LOUISVILLE, Ky. — The war between Russia and Ukraine hits almost too close to home for one Kentucky family. 

What You Need To Know

  • The Diehl family adopted their children from Russia and Ukraine

  • They got the idea to adopt their first child from Russia after researching his family tree

  • After adopting their son, they wanted him to have a sister so they went to Ukraine, where children also needed homes

  • The Diehls say its hard explaining the war to their children

In Chris and Terri Diehl’s Elizabethtown home, Ukrainian and Russian relics stand side by side, lining the living room’s mantle. They’re reminders for the Diehls of a much different time.

They sit with their daughter, Anna, who’s looking forward to turning 18 soon. Her and her brother’s stories start with a decision their parents made before they were even born.

“When we got married, we’d always planned to adopt at least one child,” Chris recalls. “We’d wanted to have one of our own and then adopt another. Then, later down the road, we found out that we couldn’t have one of our own, so we thought we’d go ahead and proceed with the adoption process.”

Chris says he and Terri got the idea of adopting their first child from Russia while he was in Eastern Europe researching his family tree. They requested a baby boy.

“The interesting thing about Russia at the time, they actually choose the child for you,” Chris explains.

Diehl says the Russian government also required that families make two trips there as part of the adoption process. During the second trip, they had to stay for a 21 day wait period before taking home their new son, Nicholas.

“We didn’t really feel like he was ‘ours’ ours until we landed in the states,” Chris says.

Shortly after bringing Nicholas home, Chris smiles, “We really wanted to have a little sister for him.”

At that time, they turned to Ukraine—another country packed with children in need of homes.

“Quite literally they take you to a room with picture books with kids, and they show you five children and they say pick one out of the five,” Chris says, describing the process. “For whatever reason, God kind of led us to Anna, because both of us felt like she was the one.”

Ukraine also required adoptive parents to spend 21 days in the country. During that time, they visited then-two-year-old Anna daily.

“I’ll never forget we literally pulled out of the orphanage for the last time. She knew, she knew, that she was leaving. They told her, and she had some tears going down her face. And I guess I didn’t expect that. You think an orphanage it’s not a good place to be, but she was close to a lot of those workers,” Chris remembers.

In the years after, Chris made around 10 more trips to Ukraine, doing mission work at orphanages like the ones his kids were once in.

“It’s weird when you see places that you’ve quite literally been there and you see that under siege,” Chris says.

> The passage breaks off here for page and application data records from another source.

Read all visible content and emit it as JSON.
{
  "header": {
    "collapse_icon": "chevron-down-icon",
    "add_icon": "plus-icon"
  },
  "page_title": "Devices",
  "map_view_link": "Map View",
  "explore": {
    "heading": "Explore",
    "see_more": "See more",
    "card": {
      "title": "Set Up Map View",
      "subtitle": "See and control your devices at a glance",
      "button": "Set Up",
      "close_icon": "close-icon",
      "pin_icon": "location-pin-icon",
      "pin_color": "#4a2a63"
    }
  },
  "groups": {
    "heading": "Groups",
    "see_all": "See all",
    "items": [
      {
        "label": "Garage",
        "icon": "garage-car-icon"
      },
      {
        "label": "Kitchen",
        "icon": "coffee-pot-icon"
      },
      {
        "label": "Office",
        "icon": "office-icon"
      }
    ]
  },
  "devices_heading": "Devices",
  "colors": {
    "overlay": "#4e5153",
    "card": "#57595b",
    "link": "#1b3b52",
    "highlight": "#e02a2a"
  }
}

Terri adds that it’s hard explaining what’s going on to Anna. “She’s been asking about her orphanage. ‘Has it been hit?’ or, ‘Have you heard?’”

The Diehls say they’re doing their best to point out the good in humanity, reminding their daughter that others are stepping in to help.